HA NOI —Organisers and teachers of tutoring classes would be required to pay personal income tax on their earnings, according to the draft circular released lately for public opinion by the Ministry of Education and Training.
Le Kim Dung, deputy head of the ministry's Department of Legal Affairs said this was the first time the ministry had set specific regulations related to tax collection, duration of classes, required equipment and the maximum number of students who could attend tutoring classes.
She said the draft aimed to put the operation of tutoring classes under stricter management and ensure the quality of teaching and studies.
Under the draft circular, organisers of tutoring classes that charge a tuition fee are only allowed to charge students for tuition, nothing else. Fees must be agreed to by organisers and the students or their parents. Organisers and teachers are subject to the income tax law and current financial management regulations.
In terms of class time, tutoring classes for primary students may only be a maximum of 210 minutes per week, while secondary and high-school students may attend 405 minutes of extra classes per week. Each class may accommodate a maximum of 35 students at the primary level and 45 at higher levels.

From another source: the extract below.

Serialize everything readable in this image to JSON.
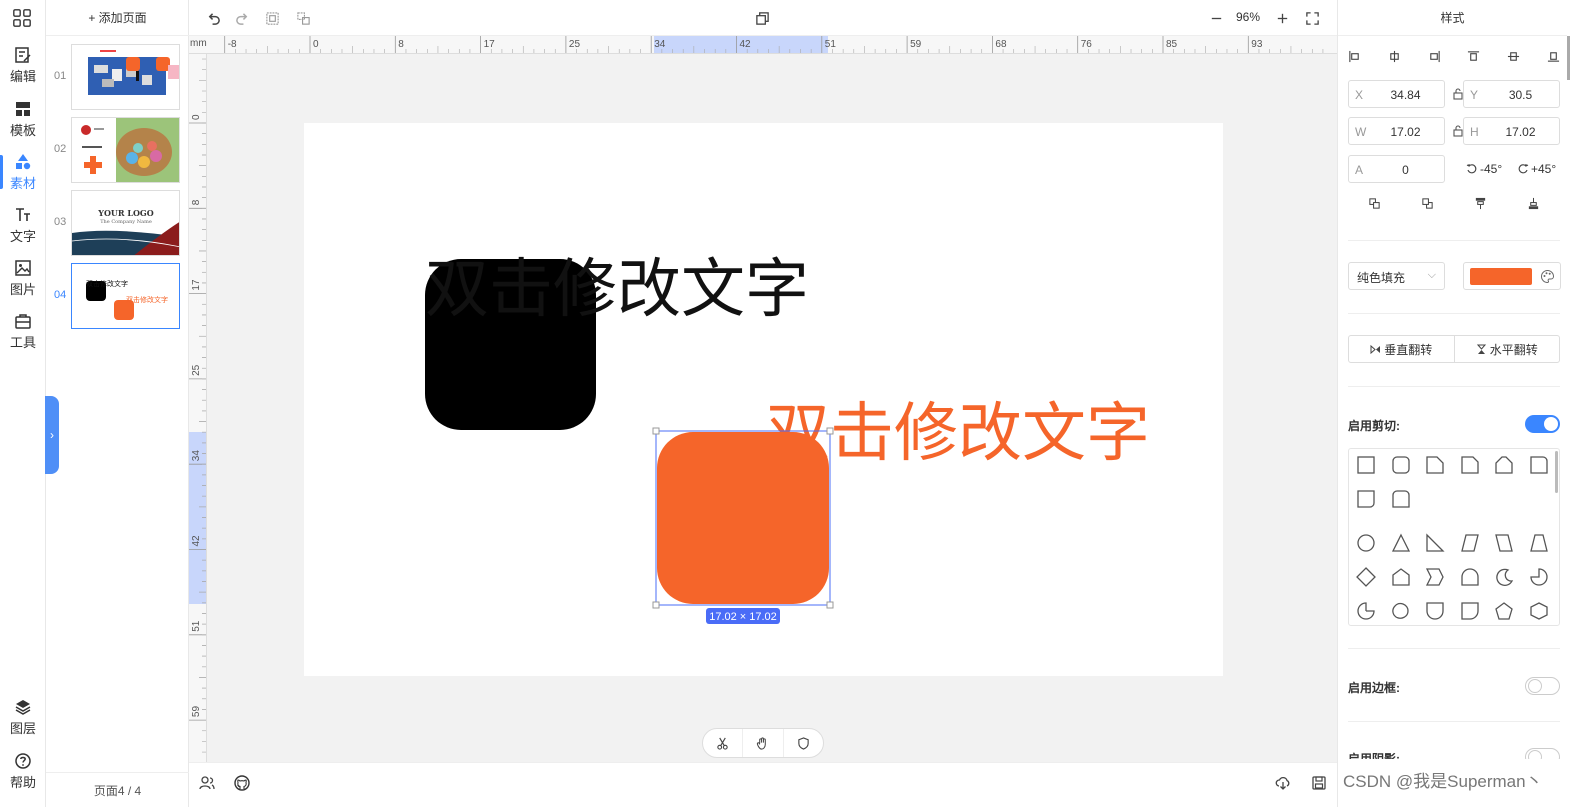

Dang Thanh Ha, head of a tutoring centre on Le Thanh Nghi Street said many tutoring centres were operating illegally to cheat students and stricter regulations were necessary to curb the practice.
Ha said she would be willing to pay the tax if the ministry had effective methods to monitor the exact number of tutoring classes other centres offered, how many students they had and ensured they paid the proper tax rate as regulated by the law.
Luong Xuan Duong has a twelfth-grader at Ha Noi's Chu Van An High School who told him that many tutors and unregistered centres operated in private houses and he wondered whether the ministry had the capacity to check class size and duration at every one.
He said his son attended mathematics, chemistry and physics tutoring classes on Thai Thinh Street with more than 100 other students. Each class lasted four hours per week.
"This overcrowding of tutoring classes is common when students want to be tutored by good teachers."
Duong added that he spent VND3million (US$143) per month in tutoring fees for his son but didn't know how beneficial the classes actually were.
Nguyen Kim Thanh, a teacher at Ha Noi's Phan Huy Chu High School said students were usually crammed into small classrooms at tutoring centres.
She said if this circular were to take effect and ministry inspectors took responsibility for regular inspections, it would be a good thing.
The first circular relating to the operation of tutoring classes was published in 2007. — VNS